• **Assignment**:
Each entry is to be given again precisely, and no picture may be carried over.

• **Data provided**:

•••

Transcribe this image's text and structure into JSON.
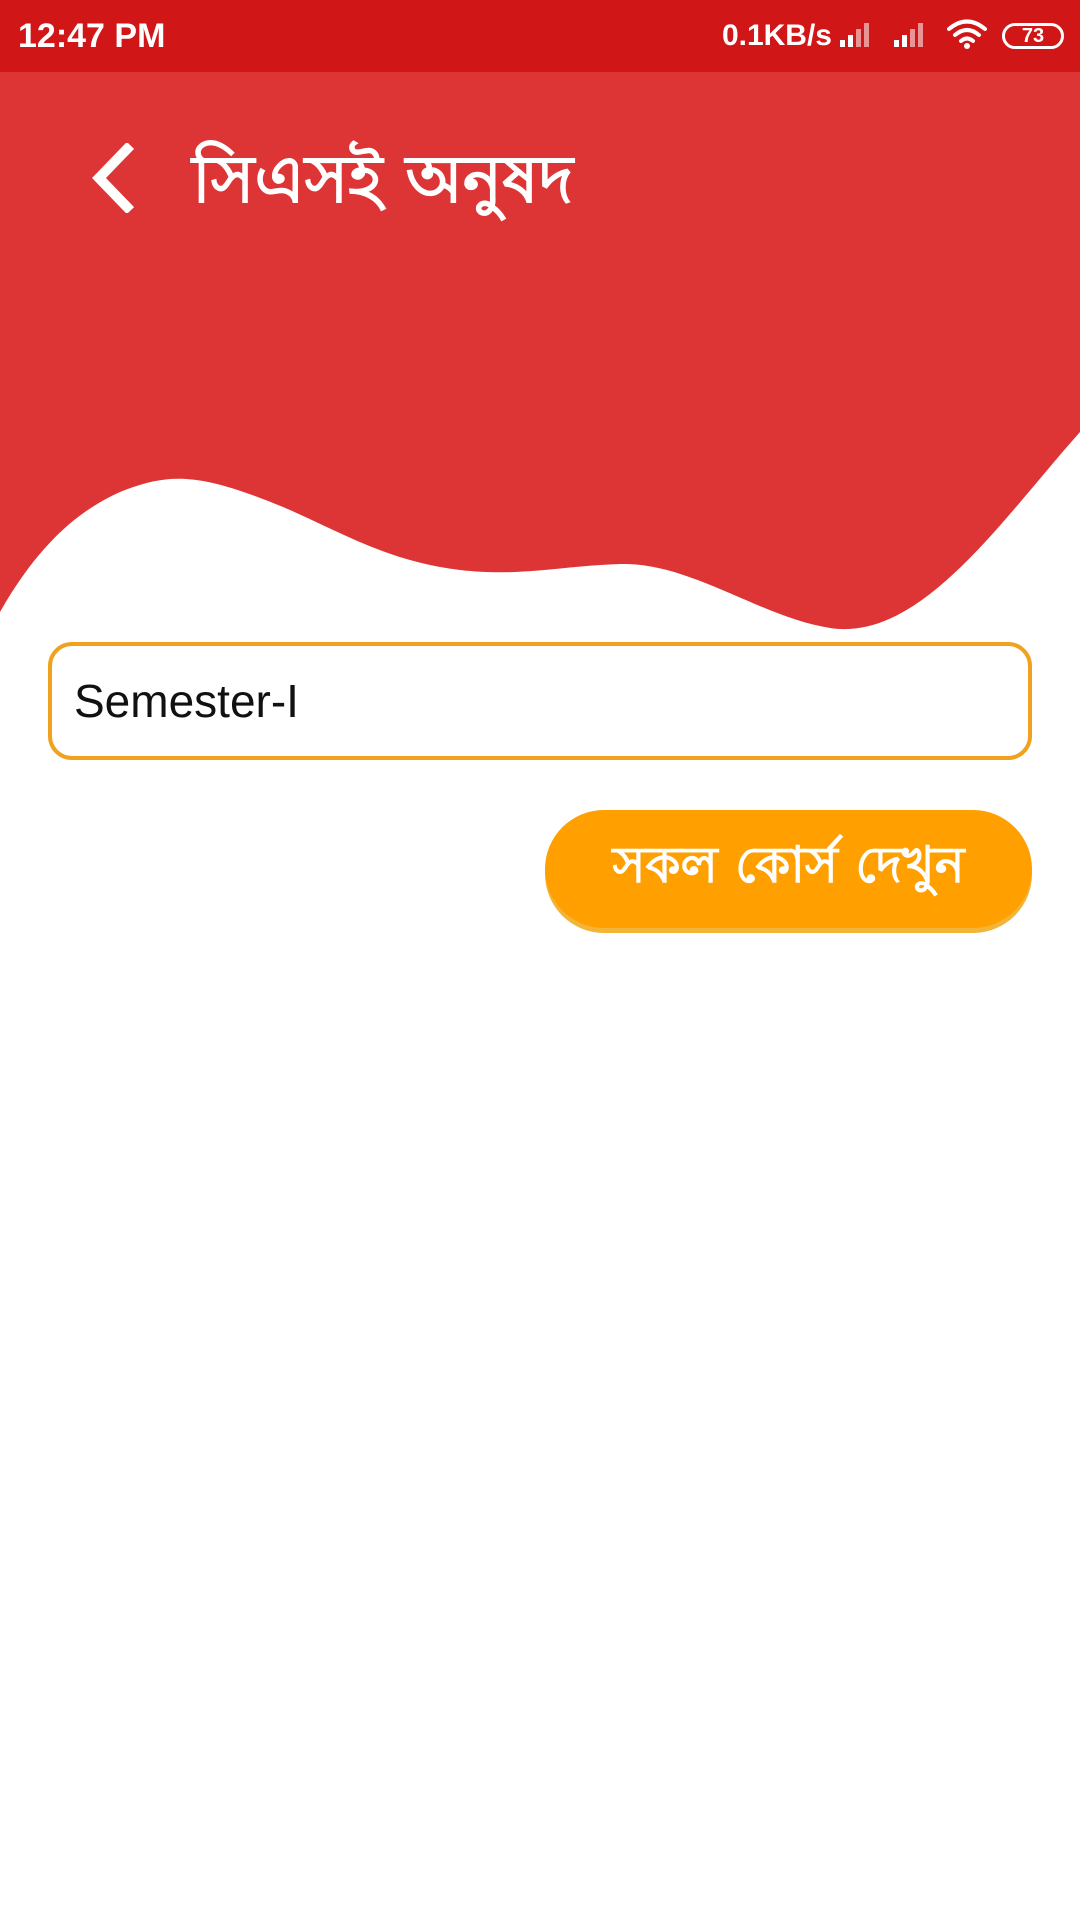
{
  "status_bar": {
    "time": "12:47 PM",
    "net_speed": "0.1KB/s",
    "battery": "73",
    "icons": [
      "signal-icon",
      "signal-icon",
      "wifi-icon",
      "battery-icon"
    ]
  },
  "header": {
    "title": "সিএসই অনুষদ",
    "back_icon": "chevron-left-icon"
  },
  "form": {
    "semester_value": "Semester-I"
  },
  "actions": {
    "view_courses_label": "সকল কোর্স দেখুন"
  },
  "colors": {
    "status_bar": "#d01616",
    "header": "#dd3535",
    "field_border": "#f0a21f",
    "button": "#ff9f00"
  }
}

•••

• **Written solution**:
Transcribe this image's text and structure into JSON.
{
  "status_bar": {
    "time": "12:47 PM",
    "net_speed": "0.1KB/s",
    "battery": "73",
    "icons": [
      "signal-icon",
      "signal-icon",
      "wifi-icon",
      "battery-icon"
    ]
  },
  "header": {
    "title": "সিএসই অনুষদ",
    "back_icon": "chevron-left-icon"
  },
  "form": {
    "semester_value": "Semester-I"
  },
  "actions": {
    "view_courses_label": "সকল কোর্স দেখুন"
  },
  "colors": {
    "status_bar": "#d01616",
    "header": "#dd3535",
    "field_border": "#f0a21f",
    "button": "#ff9f00"
  }
}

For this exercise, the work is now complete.